All a starter has to do is give the offense a chance to do its thing. That’s what Jurado did Friday, allowing two runs in six innings before the offense came alive in the sixth with six runs.
Even Smyly, in his start to open the last road trip, allowed three runs in six innings in a 4-3 victory at Anaheim. An opener worked ahead of him Wednesday, and it’s safe to say he didn’t like it.
As some start to get excited about the Rangers being around .500 and in the early hunt for a wild-card birth, their hopes will be pinned to the rotation. Minor and Lynn are doing just fine. The Rangers will only go as far as the other three spots will take them.
The Rangers will look Sunday to see if Sampson can go it alone or if he needs an opener.
3. Hunter Pence was selected by the media as the Rangers’ Player of the Month for May after he batted .299 with eight homers, 26 RBIs (tied for the league lead) and a league-best .678 slugging percentage.

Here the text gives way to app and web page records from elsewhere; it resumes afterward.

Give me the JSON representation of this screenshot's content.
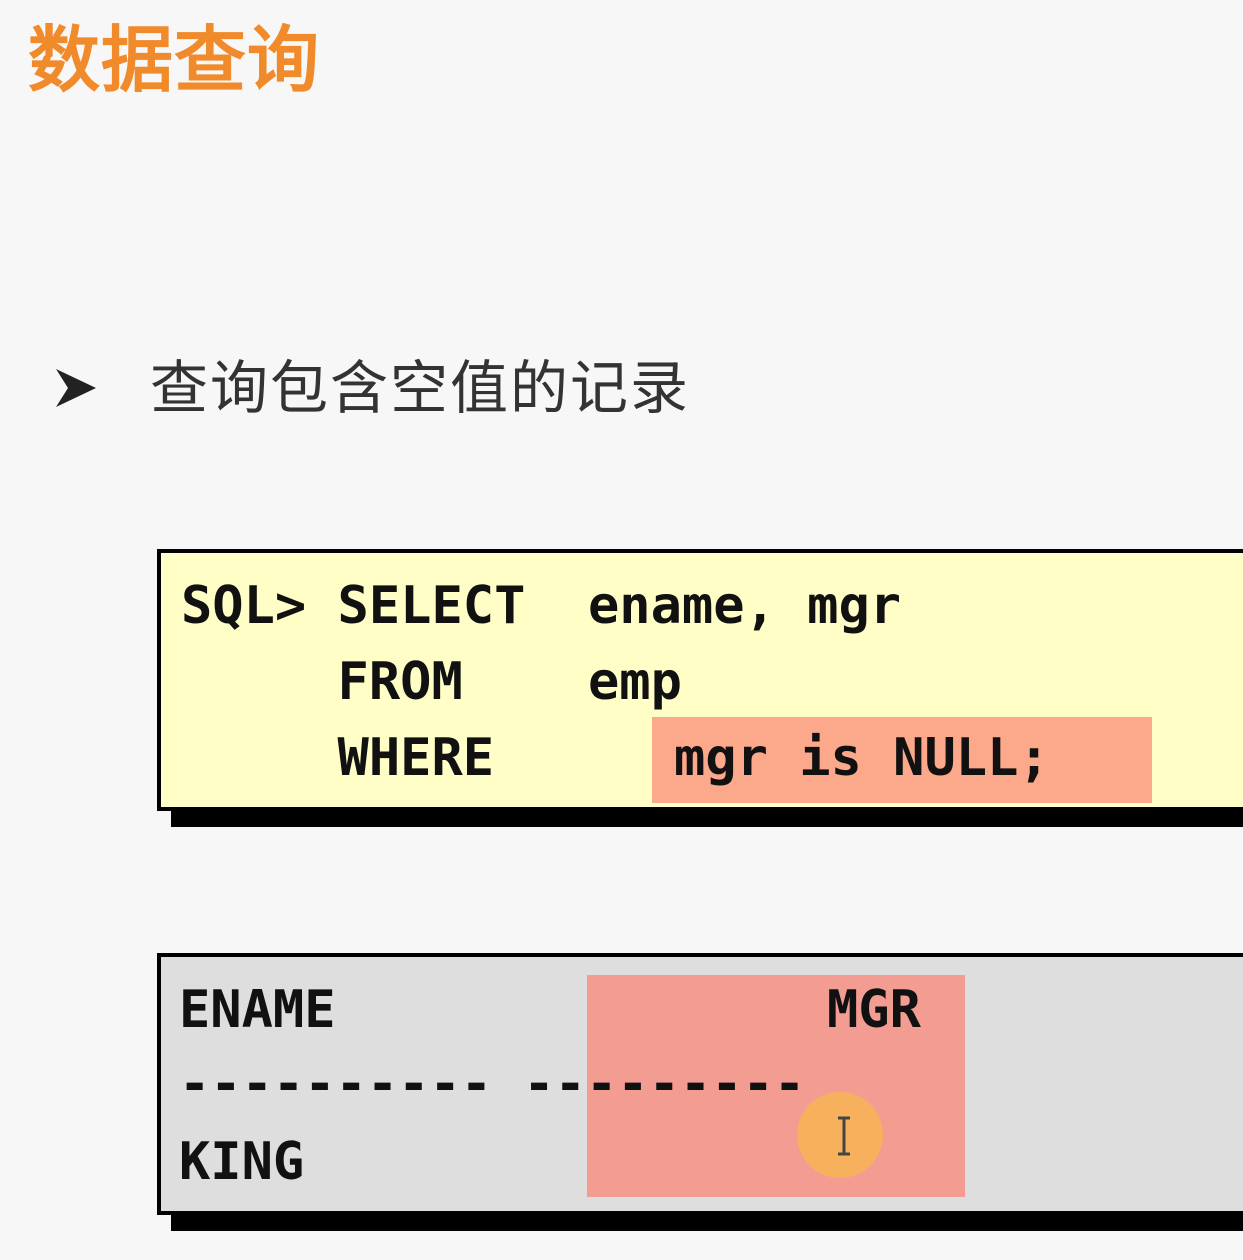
{
  "slide": {
    "title": "数据查询",
    "bullet": "查询包含空值的记录"
  },
  "sql_box": {
    "lines": [
      "SQL> SELECT  ename, mgr",
      "     FROM    emp",
      "     WHERE   "
    ],
    "condition": "mgr is NULL;"
  },
  "result_box": {
    "header_left": "ENAME",
    "header_right": "MGR",
    "divider": "---------- ---------",
    "row_value": "KING"
  },
  "colors": {
    "title": "#f08a2a",
    "sql_bg": "#fefec6",
    "result_bg": "#dedede",
    "condition_highlight": "#fca88a",
    "column_highlight": "#f39c92",
    "cursor_highlight": "#f7b258"
  },
  "icons": {
    "bullet": "arrowhead-bullet-icon",
    "cursor": "text-cursor-icon"
  }
}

Those numbers could make him the American League Player of the Month, but they didn’t make him unanimous choice as May’s top Ranger.
Right-hander Jesse Chavez caught some voters’ attention.

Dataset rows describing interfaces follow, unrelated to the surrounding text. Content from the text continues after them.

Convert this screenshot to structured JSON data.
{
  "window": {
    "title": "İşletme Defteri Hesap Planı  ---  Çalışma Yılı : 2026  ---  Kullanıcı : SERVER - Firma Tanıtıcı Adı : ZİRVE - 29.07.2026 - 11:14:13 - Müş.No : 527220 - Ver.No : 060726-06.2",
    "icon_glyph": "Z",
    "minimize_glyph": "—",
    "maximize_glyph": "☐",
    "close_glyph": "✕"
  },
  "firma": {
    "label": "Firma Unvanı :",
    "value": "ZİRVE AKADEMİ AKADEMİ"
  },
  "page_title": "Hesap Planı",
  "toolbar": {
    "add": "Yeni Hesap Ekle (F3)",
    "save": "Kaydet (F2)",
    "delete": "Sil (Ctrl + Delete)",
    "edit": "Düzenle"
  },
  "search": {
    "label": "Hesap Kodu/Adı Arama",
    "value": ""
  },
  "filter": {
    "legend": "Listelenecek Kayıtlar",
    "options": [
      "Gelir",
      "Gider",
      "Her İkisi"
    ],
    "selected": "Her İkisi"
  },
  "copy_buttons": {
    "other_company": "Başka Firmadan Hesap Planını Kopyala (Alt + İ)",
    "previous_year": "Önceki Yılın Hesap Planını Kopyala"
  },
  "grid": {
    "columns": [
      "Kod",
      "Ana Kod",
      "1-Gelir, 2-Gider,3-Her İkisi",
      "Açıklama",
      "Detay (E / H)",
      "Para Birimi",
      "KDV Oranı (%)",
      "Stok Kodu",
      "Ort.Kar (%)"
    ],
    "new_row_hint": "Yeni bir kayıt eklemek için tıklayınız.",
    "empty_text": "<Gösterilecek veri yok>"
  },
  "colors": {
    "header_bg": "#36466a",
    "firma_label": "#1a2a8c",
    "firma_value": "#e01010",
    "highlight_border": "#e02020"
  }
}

He didn’t allow a run in 17 1/3 innings, a stark improvement from an April in which he posted an 8.79 ERA and a 2.023 WHIP. Opponents batted .359 against him then, but only .183 in May.
Chavez has served as the opener as well as covering multiple innings late in games. He finally logged enough innings to find his arm slot and get command of the cutter than served him so well last season.
He will also turn 36 later this season and is in his 12th MLB season. The Rangers wanted another experienced arm for their bullpen, and that’s why David Carpenter was called up Friday from Triple A Nashville.
Carpenter is not a prospect. He’s a reclamation project, soon to be 34, who hasn’t pitched in the majors since 2015 because of injuries. He doesn’t have nearly the same service time as Chavez or Shawn Kelley, but he has more than Jeffrey Springs, Kyle Dowdy and almost every other reliever at Triple A.
Carpenter has revitalized his career after an off-season working at Driveline Baseball in Seattle. His velocity is up, and his slider was an effective pitch as he became the closer at Nashville.
He also posted some solid numbers, a 1.76 ERA, a 0.91 WHIP and a .192 opponents average.
As Rangers Reaction noted a week ago, changes in the bullpen needed to be made. The Rangers have made a couple. They might not amount to much, but there is no harm in trying something new.
Even if the pitcher is a used model.